McConnell isn’t tipping his hand on if he would consider changing the rules for Supreme Court nominations, or more broadly for legislation.
“I would not anticipate any particular strategy that the Democrats might employ to defeat it or what we might do in reaction to that,” he told reporters, questioned about Democrats’ potentially filibustering a Trump Supreme Court nominee.
But McConnell is widely considered an institutionalist who is loath to change Senate rules.
He has cautioned against Republicans overplaying their hand, warning that majorities are temporary, and that changing the filibuster could come back to bite them.

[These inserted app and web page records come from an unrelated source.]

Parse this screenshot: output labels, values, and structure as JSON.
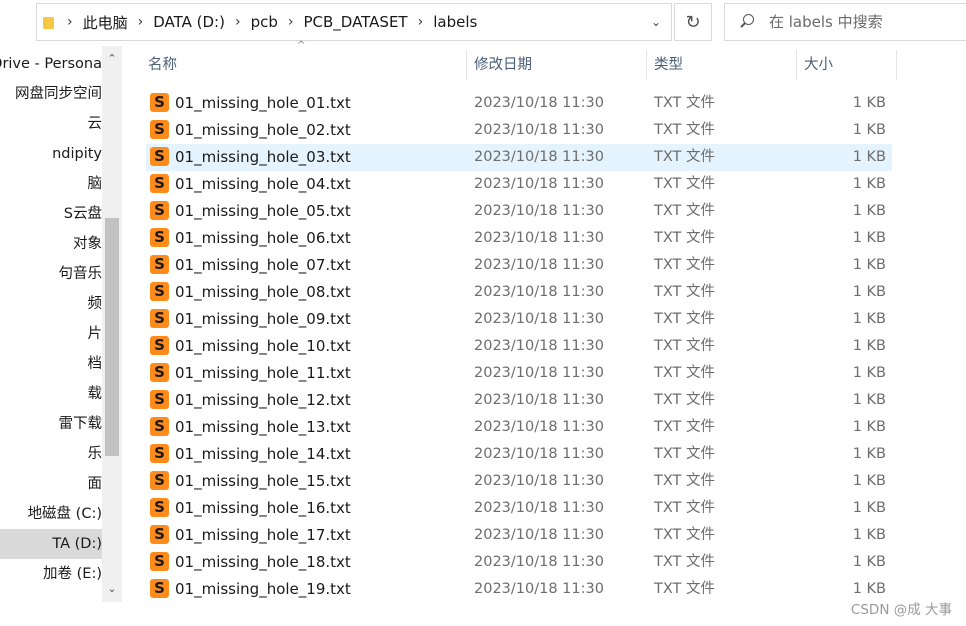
{
  "address_bar": {
    "breadcrumbs": [
      "此电脑",
      "DATA (D:)",
      "pcb",
      "PCB_DATASET",
      "labels"
    ]
  },
  "search": {
    "placeholder": "在 labels 中搜索"
  },
  "nav_pane": {
    "items": [
      {
        "label": "Drive - Persona",
        "selected": false
      },
      {
        "label": "网盘同步空间",
        "selected": false
      },
      {
        "label": "云",
        "selected": false
      },
      {
        "label": "ndipity",
        "selected": false
      },
      {
        "label": "脑",
        "selected": false
      },
      {
        "label": "S云盘",
        "selected": false
      },
      {
        "label": "对象",
        "selected": false
      },
      {
        "label": "句音乐",
        "selected": false
      },
      {
        "label": "频",
        "selected": false
      },
      {
        "label": "片",
        "selected": false
      },
      {
        "label": "档",
        "selected": false
      },
      {
        "label": "载",
        "selected": false
      },
      {
        "label": "雷下载",
        "selected": false
      },
      {
        "label": "乐",
        "selected": false
      },
      {
        "label": "面",
        "selected": false
      },
      {
        "label": "地磁盘 (C:)",
        "selected": false
      },
      {
        "label": "TA (D:)",
        "selected": true
      },
      {
        "label": "加卷 (E:)",
        "selected": false
      }
    ]
  },
  "columns": {
    "name": "名称",
    "modified": "修改日期",
    "type": "类型",
    "size": "大小"
  },
  "files": [
    {
      "name": "01_missing_hole_01.txt",
      "modified": "2023/10/18 11:30",
      "type": "TXT 文件",
      "size": "1 KB"
    },
    {
      "name": "01_missing_hole_02.txt",
      "modified": "2023/10/18 11:30",
      "type": "TXT 文件",
      "size": "1 KB"
    },
    {
      "name": "01_missing_hole_03.txt",
      "modified": "2023/10/18 11:30",
      "type": "TXT 文件",
      "size": "1 KB"
    },
    {
      "name": "01_missing_hole_04.txt",
      "modified": "2023/10/18 11:30",
      "type": "TXT 文件",
      "size": "1 KB"
    },
    {
      "name": "01_missing_hole_05.txt",
      "modified": "2023/10/18 11:30",
      "type": "TXT 文件",
      "size": "1 KB"
    },
    {
      "name": "01_missing_hole_06.txt",
      "modified": "2023/10/18 11:30",
      "type": "TXT 文件",
      "size": "1 KB"
    },
    {
      "name": "01_missing_hole_07.txt",
      "modified": "2023/10/18 11:30",
      "type": "TXT 文件",
      "size": "1 KB"
    },
    {
      "name": "01_missing_hole_08.txt",
      "modified": "2023/10/18 11:30",
      "type": "TXT 文件",
      "size": "1 KB"
    },
    {
      "name": "01_missing_hole_09.txt",
      "modified": "2023/10/18 11:30",
      "type": "TXT 文件",
      "size": "1 KB"
    },
    {
      "name": "01_missing_hole_10.txt",
      "modified": "2023/10/18 11:30",
      "type": "TXT 文件",
      "size": "1 KB"
    },
    {
      "name": "01_missing_hole_11.txt",
      "modified": "2023/10/18 11:30",
      "type": "TXT 文件",
      "size": "1 KB"
    },
    {
      "name": "01_missing_hole_12.txt",
      "modified": "2023/10/18 11:30",
      "type": "TXT 文件",
      "size": "1 KB"
    },
    {
      "name": "01_missing_hole_13.txt",
      "modified": "2023/10/18 11:30",
      "type": "TXT 文件",
      "size": "1 KB"
    },
    {
      "name": "01_missing_hole_14.txt",
      "modified": "2023/10/18 11:30",
      "type": "TXT 文件",
      "size": "1 KB"
    },
    {
      "name": "01_missing_hole_15.txt",
      "modified": "2023/10/18 11:30",
      "type": "TXT 文件",
      "size": "1 KB"
    },
    {
      "name": "01_missing_hole_16.txt",
      "modified": "2023/10/18 11:30",
      "type": "TXT 文件",
      "size": "1 KB"
    },
    {
      "name": "01_missing_hole_17.txt",
      "modified": "2023/10/18 11:30",
      "type": "TXT 文件",
      "size": "1 KB"
    },
    {
      "name": "01_missing_hole_18.txt",
      "modified": "2023/10/18 11:30",
      "type": "TXT 文件",
      "size": "1 KB"
    },
    {
      "name": "01_missing_hole_19.txt",
      "modified": "2023/10/18 11:30",
      "type": "TXT 文件",
      "size": "1 KB"
    }
  ],
  "hover_row_index": 2,
  "watermark": "CSDN @成 大事",
  "colors": {
    "hover_row": "#e5f3ff",
    "nav_selected": "#d9d9d9",
    "file_icon": "#ff8c1a",
    "header_text": "#4c607a"
  },
  "icons": {
    "folder": "folder-icon",
    "refresh": "refresh-icon",
    "search": "search-icon",
    "file": "sublime-text-file-icon",
    "dropdown": "chevron-down-icon"
  }
}
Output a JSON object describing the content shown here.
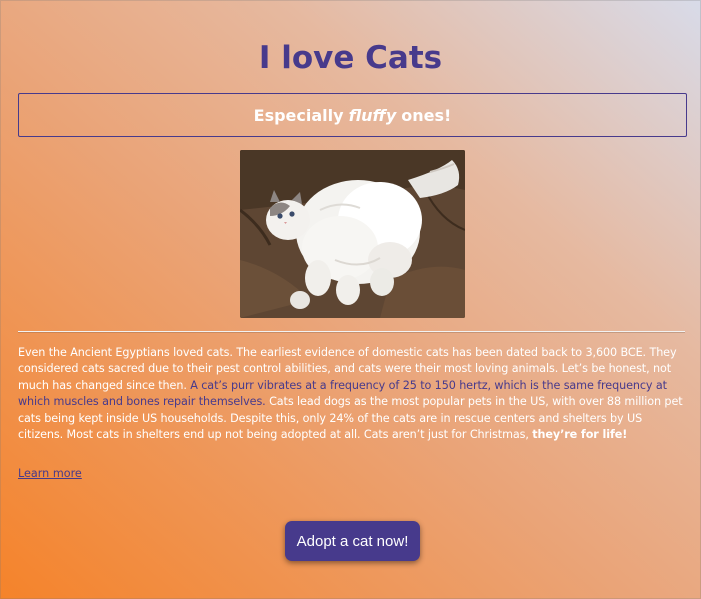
{
  "page": {
    "title": "I love Cats",
    "subtitle_before": "Especially",
    "subtitle_emphasis": "fluffy",
    "subtitle_after": "ones!"
  },
  "image": {
    "alt": "Fluffy white cat"
  },
  "article": {
    "part1": "Even the Ancient Egyptians loved cats. The earliest evidence of domestic cats has been dated back to 3,600 BCE. They considered cats sacred due to their pest control abilities, and cats were their most loving animals. Let’s be honest, not much has changed since then.",
    "part2": "A cat’s purr vibrates at a frequency of 25 to 150 hertz, which is the same frequency at which muscles and bones repair themselves.",
    "part3": "Cats lead dogs as the most popular pets in the US, with over 88 million pet cats being kept inside US households. Despite this, only 24% of the cats are in rescue centers and shelters by US citizens. Most cats in shelters end up not being adopted at all. Cats aren’t just for Christmas,",
    "part4": "they’re for life!"
  },
  "links": {
    "learn_more": "Learn more"
  },
  "actions": {
    "adopt_label": "Adopt a cat now!"
  },
  "colors": {
    "accent": "#473a8c",
    "gradient_start": "#f5832a",
    "gradient_end": "#d8dbe9",
    "text_light": "#ffffff"
  }
}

“Frequently new majorities think it’s going to be forever. Nothing is forever in this country," he told reporters. "We’ve been given a temporary lease on power, if you will. And I think we need to use it responsibly."
But, at the same time, McConnell didn’t restore the 60-vote threshold for nominations once Republicans took over the Senate in 2015, and leaving the lower simple majority threshold would benefit Trump’s nominees next year.
A spokesman declined to comment on the Kentucky Republican's thinking regarding a rules change.
It’s not the first time McConnell has been under pressure to rip up the filibuster.
Dozens of House Republicans, and some White House contenders, hounded him to “go nuclear” after Republicans failed to stop the Iran nuclear deal last year.
Rep. Bill FloresBill FloresRyan transfers record M to House GOP's campaign arm in March Trump warns Republicans ahead of healthcare vote The Hill's Whip List: 36 GOP no votes on ObamaCare repeal plan MORE (R-Texas), the chairman of the House Republican Study Committee, indicated that House Republicans haven’t changed their mind and it’s time for Senate Republicans to have a “candid conversation.”
“I think it’s time for the filibuster to go away. It is a rule that is not part of the constitution. It is holding up the progress for the clear mandates that the American people gave us yesterday,” he said in an interview with The Hill.
“If we want to have our Supreme Court nominees, we’ve got to go nuclear. If we want to have [appropriations] bills. ... We've got to go nuclear.”
Not all Republican officials back getting rid of filibuster. Michael Mukasey, an attorney general under President George W. Bush, said that it’s “important” to preserve the Senate rule for Supreme Court nominees.
“As long as it matters who gets appointed, that decision, given how long they sit, has to be one that comes only after overcoming great obstacles if necessary,” he said at a Heritage Foundation panel.
Senate Republicans are also largely sidestepping questions in the immediate wake of the election about breaking the filibuster, instead projecting optimism that they’ll be able to find common ground with Democrats.
“There do have to some serious conversations among Republican senators. We can’t let the Democrats stop us from functioning,” Sen. Pat Toomey (R-Pa.) told a local radio station.
But asked if he supported breaking the filibuster for Supreme Court nominations, he demurred.
Sen. Ron JohnsonRon JohnsonTrump signs executive order creating new VA office Trump tax plan prompts GOP fears about deficit Lawmakers targeted as district politics shift MORE (R-Wis.), echoing McConnell, called breaking the filibuster a “dangerous weapon” because Republicans will eventually fall out of power.
“Let’s try and work in good faith with the other side and maintain the 60-vote threshold,” he told Charlie Sykes. “At some point in time, Democrats will get a 51-vote majority, have the House, have the presidency. And then it’s Katy-bar-the-door in terms of an expansionary government.”
— Sarah Ferris contributed